What is plot sampling and how is it done?
We collect habitat data in plots, sometimes with a community member and sometimes on our own. For our work so far, this has been a 40 by 40 metre square plot. Within this plot, staff collect plant, vegetation, soils and environmental data. A botanist collects plant and vegetation data by walking through the plot and recording what they see. A soil specialist collects soil data by first digging a narrow hole about 50 cm deep, then using an auger to go down to about 100 cm and pull up material that is examined and used to describe soil conditions.
We try to leave no trace that we were there. When we’re done, we fill the hole and replace the surface ‘divot’ that was carefully removed before digging the hole.
Why has the drone collected more photos than videos?
We focused on photos because we expected that they would be more useful for creating the habitat map for the entire site. An advantage of photos is that they can be ‘stitched’ together to create an image that shows a much larger area. The stitched image from the drone is more magnified than Google Earth. We may lean more towards video when documenting cultural features along waterways or habitats for species that are especially important to local people.
How does monitoring a habitat make it possible to reliably monitor a species?
A species’ habitat is the most important thing that determines how many individuals of that species can exist within Pimachiowin Aki, and where they are likely to be found.
Using moose as an example, areas that have burned in the past five to 15 years tend to provide considerably more moose food per hectare than other areas. If the proportion of Pimachiowin Aki area that has burned in the past five to 15 years goes up, the number of moose can also increase.
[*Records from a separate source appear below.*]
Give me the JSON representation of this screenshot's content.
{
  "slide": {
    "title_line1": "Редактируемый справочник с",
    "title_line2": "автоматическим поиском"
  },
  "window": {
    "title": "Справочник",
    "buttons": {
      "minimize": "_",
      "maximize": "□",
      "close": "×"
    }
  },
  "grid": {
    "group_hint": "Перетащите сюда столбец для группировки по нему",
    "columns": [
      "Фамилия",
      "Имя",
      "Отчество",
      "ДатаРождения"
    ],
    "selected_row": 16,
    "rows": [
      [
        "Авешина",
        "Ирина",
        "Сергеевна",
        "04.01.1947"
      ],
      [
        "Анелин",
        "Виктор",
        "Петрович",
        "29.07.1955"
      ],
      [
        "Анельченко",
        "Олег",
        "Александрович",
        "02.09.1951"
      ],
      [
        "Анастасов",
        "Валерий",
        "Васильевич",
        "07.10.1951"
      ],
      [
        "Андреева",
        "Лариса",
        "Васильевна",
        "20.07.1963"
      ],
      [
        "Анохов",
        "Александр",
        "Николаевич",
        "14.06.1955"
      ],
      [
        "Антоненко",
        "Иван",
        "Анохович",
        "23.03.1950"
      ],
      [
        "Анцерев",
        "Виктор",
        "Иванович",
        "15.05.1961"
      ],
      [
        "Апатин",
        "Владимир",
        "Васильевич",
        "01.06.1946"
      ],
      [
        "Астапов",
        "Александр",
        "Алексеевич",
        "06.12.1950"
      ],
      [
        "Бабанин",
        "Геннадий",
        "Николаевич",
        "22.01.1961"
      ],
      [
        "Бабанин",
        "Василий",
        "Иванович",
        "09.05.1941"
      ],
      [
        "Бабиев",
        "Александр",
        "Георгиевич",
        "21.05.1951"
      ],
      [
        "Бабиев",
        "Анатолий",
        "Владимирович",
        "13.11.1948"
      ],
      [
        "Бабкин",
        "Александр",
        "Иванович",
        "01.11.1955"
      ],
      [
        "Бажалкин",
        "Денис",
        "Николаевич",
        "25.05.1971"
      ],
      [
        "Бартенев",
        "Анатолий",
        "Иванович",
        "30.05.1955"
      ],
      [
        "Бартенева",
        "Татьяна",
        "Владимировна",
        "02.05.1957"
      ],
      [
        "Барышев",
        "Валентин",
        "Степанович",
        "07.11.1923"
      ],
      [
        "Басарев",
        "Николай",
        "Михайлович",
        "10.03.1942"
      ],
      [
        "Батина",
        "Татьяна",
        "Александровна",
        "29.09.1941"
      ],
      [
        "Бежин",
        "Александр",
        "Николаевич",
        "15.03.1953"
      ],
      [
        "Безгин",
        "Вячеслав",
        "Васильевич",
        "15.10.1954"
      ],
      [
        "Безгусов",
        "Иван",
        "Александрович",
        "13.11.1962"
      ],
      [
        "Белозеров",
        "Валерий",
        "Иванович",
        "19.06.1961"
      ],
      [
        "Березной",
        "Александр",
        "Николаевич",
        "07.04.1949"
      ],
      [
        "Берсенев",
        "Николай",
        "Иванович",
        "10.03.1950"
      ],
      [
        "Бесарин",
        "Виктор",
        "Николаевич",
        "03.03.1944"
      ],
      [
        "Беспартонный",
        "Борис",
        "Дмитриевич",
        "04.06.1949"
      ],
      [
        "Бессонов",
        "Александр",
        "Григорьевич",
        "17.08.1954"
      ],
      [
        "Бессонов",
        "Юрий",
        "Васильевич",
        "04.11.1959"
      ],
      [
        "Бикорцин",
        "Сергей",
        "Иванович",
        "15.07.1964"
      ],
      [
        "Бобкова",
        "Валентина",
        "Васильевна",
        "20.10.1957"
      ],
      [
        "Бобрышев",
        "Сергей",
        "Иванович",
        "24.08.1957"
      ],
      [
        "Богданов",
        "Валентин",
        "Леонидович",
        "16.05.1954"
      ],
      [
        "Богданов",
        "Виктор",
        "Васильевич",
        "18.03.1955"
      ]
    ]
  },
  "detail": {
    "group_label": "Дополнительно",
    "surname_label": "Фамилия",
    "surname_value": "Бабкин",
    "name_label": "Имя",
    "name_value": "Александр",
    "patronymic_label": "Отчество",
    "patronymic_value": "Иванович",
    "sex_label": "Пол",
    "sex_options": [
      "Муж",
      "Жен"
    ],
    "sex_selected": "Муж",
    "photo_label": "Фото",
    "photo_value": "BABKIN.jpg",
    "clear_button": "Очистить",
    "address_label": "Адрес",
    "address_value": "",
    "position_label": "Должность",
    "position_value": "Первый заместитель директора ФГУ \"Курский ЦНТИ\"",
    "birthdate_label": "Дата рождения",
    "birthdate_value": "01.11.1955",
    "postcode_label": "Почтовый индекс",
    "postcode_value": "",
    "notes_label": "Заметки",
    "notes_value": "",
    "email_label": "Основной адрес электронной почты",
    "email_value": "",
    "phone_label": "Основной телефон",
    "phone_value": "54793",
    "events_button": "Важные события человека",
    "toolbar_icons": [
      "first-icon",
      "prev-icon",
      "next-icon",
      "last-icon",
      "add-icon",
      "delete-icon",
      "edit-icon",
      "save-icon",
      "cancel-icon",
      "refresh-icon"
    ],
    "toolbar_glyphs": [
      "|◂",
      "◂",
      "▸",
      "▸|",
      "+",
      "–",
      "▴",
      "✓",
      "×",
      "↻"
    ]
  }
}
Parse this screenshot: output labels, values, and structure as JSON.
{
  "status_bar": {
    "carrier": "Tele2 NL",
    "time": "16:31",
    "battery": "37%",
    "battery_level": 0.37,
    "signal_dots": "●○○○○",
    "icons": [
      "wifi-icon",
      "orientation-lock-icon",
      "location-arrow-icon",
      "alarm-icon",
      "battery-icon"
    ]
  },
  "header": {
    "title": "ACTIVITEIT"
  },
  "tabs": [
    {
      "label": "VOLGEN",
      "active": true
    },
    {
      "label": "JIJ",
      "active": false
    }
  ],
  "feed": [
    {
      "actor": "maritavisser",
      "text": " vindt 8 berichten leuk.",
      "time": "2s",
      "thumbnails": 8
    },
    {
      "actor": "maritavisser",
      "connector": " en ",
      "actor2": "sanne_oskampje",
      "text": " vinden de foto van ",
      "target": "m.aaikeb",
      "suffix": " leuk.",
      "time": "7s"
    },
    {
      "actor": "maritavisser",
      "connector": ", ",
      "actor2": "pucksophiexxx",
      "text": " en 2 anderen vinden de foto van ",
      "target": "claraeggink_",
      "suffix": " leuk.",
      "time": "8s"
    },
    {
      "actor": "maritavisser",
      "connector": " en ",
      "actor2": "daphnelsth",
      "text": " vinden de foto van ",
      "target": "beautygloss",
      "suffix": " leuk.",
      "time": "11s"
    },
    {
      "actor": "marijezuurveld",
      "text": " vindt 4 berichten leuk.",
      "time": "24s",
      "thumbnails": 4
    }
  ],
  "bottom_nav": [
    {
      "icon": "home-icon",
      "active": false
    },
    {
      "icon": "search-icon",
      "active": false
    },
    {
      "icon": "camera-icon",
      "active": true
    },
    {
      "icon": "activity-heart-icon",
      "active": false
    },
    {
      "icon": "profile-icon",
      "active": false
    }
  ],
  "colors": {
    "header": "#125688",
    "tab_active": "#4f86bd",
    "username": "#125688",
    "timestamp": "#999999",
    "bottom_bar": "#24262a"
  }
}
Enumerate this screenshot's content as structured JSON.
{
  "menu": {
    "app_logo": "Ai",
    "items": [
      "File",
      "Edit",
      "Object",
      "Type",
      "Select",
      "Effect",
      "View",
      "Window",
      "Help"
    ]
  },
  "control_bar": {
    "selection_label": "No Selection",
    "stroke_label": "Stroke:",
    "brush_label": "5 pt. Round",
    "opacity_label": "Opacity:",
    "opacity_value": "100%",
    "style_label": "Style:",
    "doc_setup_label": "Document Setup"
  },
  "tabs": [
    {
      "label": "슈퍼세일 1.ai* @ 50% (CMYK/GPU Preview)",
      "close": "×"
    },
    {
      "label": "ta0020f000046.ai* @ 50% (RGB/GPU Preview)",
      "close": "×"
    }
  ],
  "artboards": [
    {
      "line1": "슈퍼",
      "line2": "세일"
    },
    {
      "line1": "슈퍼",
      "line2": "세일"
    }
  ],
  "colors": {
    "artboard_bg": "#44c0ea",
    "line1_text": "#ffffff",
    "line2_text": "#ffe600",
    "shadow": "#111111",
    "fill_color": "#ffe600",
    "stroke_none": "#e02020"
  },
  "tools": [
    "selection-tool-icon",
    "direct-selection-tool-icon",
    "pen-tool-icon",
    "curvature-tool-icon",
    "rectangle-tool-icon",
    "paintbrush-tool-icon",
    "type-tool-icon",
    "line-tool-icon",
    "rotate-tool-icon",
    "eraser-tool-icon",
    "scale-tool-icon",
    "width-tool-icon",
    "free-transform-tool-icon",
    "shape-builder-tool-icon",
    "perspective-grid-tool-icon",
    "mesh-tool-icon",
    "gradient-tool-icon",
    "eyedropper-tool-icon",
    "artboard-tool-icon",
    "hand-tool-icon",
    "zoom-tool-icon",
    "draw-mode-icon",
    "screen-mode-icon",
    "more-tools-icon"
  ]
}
Using sturgeon as an example, this species has very specialized conditions for spawning. By mapping spawning conditions, we can identify areas that should not be disturbed by human activities. We can also use the mapping to identify locations that are good candidates for restoring suitable sturgeon spawning conditions.
See our infographic to learn more about how forest fires affect moose
Learn how to identify and protect lake sturgeon
How close do the drones get to wildlife and people?
Manitoba wildlife regulations prohibit harassing wildlife, so we maintain the distance needed to avoid that, which varies with species and individuals. If we saw behaviours indicating an animal was being disturbed, we would quickly move further away. Our drones are very quiet and with the cameras we use, we don’t need to get close to an animal to see it in high detail.
We don’t intentionally get close enough to identify a person unless they have provided their consent.
What excites you most about the project?
I’m very excited by the amount of detail that can be obtained with a drone. We can create 3D images of an area, which will be very impressive for things such as depicting cultural or natural features on waterways.
When will the map be complete and where can I find it?
The map should be complete in 2023, following another field season in 2022. ECOSTEM holds the data and information for the map in trust for the Pimachiowin Aki communities. Because the map and derived products contain confidential information that belongs to the communities, they may only be used with the express and prior permission of the communities.